On Petition for Review of a Decision of the Department of Consumer and Regulatory Affairs.
Before Steadman and Sullivan, Associate Judges, and Gallagher, Senior Judge.
The opinion of the court was delivered by: Steadman
STEADMAN, Associate Judge: Saundra Baugh, a long-time resident of D.C. Village, was moved from an intermediate care unit at D.C. Village to a hospital because of an elevated temperature. Twelve days later, she was discharged from the hospital and returned to a skilled care unit at D.C. Village. The principal question before us is whether, and the extent to which, these hospital moves implicated the Nursing Home and Community Residence Facility Residents' Protection Act of 1985, D.C. Code §§ 32-1401 et seq. (1988 Repl.). *fn1
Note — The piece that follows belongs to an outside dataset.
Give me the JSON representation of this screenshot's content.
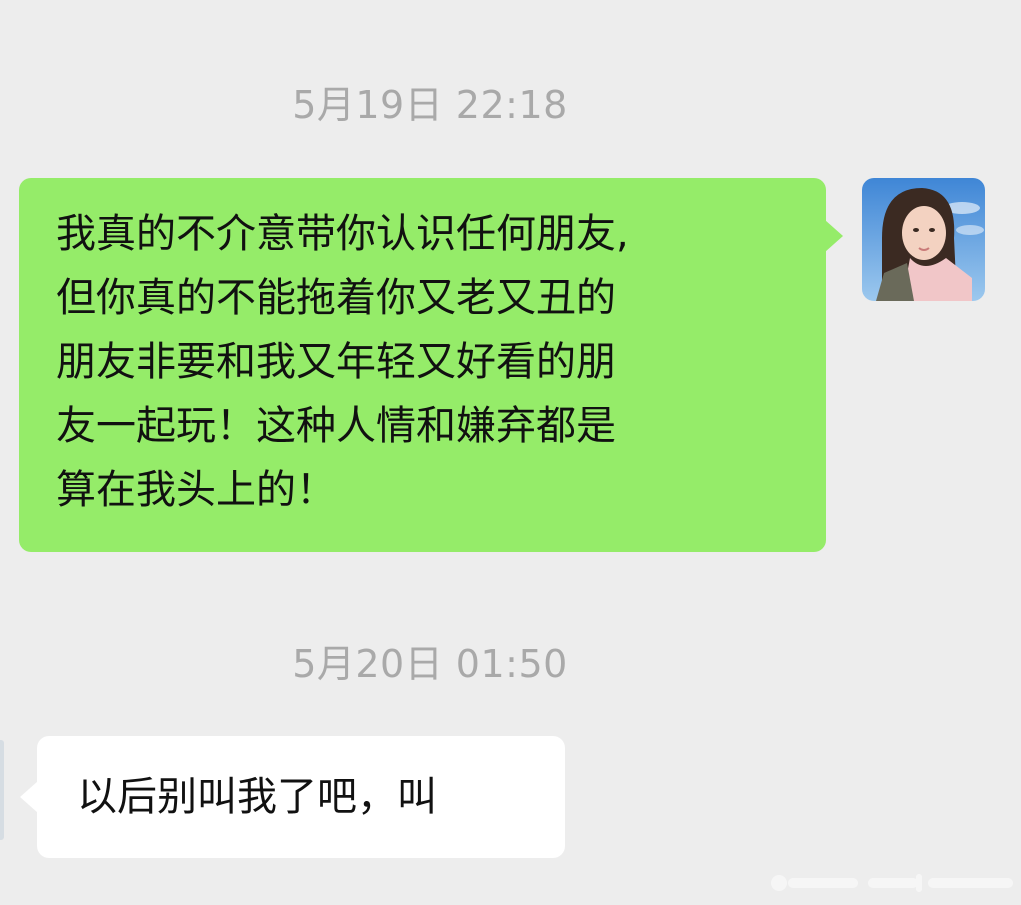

Under the Act, a "facility" *fn2 may not, without the consent of the resident, "discharge the resident, transfer the resident to another facility, or relocate the resident from 1 part or room of the facility to another" except for certain specified reasons. *fn3 D.C. Code § 32-1431(a). A resident must be given advance notice of any such planned move, and has the right to a prompt hearing if the resident wishes to contest the move. D.C. Code §§ 1432-33. In accordance with her asserted rights under these sections, Baugh filed a hearing request challenging her moves to and from the hospital. No such hearing was ever held. Rather, after protracted jurisdictional and related proceedings, a senior administrative law Judge of the Department of Consumer and Regulatory Affairs ("DCRA") ruled that the Act did not encompass the challenged moves and therefore Ms. Baugh had no right to a hearing. *fn4
It is, of course, settled in our jurisprudence that an agency's interpretation of a statute that it administers should be upheld unless it is "plainly erroneous or inconsistent with the enabling statute." *fn5 Jones v. Dept. of Employment Services, 553 A.2d 645, 647 (D.C. 1989) (citation omitted). Furthermore, we are mindful of the settled maxim that "if the words are clear and unambiguous, we must give effect to the [statute's] plain meaning." James Parreco & Son v. District of Columbia Rental Housing Comm'n, 567 A.2d 43, 45 (D.C. 1989). Applying these principles, we think the agency was justified in its ruling that neither the move from the nursing home to the hospital nor the move from the hospital to the nursing home, each standing alone, was subject to the Act. The Act only applies to a transfer to another "facility" or a relocation of a resident within a "facility." And a "facility" is a defined term which "means a nursing home or community resident facility operating in the District." D.C. Code § 32-1401(6). A "nursing home" and a "community resident facility" are in turn defined terms in a section which separately defines a "hospital." D.C. Code §§ 32-1301(a)(1), -1401(3), -1401(8). Likewise, we think the agency reasonably interpreted the word "discharge" as not encompassing a short-term, temporary transfer of a resident to a hospital for medical care with every expectation of a prompt return to the facility, at least where the stay was less than fifteen days, as here. *fn6
An open question remains whether the Act may apply to a situation where, as here, the resident is transferred to a hospital on a temporary basis but upon her return is placed in a different "part or room" of the facility. The Act would clearly apply to a direct "relocation" of a resident from an intermediate care unit to a skilled care unit within D.C. Village, and the issue is whether the moves to and from the hospital, taken together, amount to the same thing for purposes of the Act.
We do not perceive that this particular issue was squarely presented to or dealt with by the agency, which rather appears to have focused principally on the claim that the moves to and from the hospital were each subject to the Act. *fn7 Indeed, to the extent that the agency dealt with the changed level of care within D.C. Village, it said that the move "would appear to reflect good nursing practice and a medical judgment rather than an attempt to punish or penalize Petitioner," something that more normally would be determined after a factual hearing. While under ordinary circumstances, we might remand to the agency for a fuller exposition of the issue, we see no point in doing so in this case. The incident in question occurred over four years ago, and subsequent events have passed it by. *fn8 Both parties indicated at oral argument that this entire area is one in which significant changes are occurring both in administrative practice and in the governing and superseding federal law and regulations. Accordingly, we leave the issue for another day, with a fuller record both factual and legal, and affirm the order appealed from only within the limits discussed in this opinion.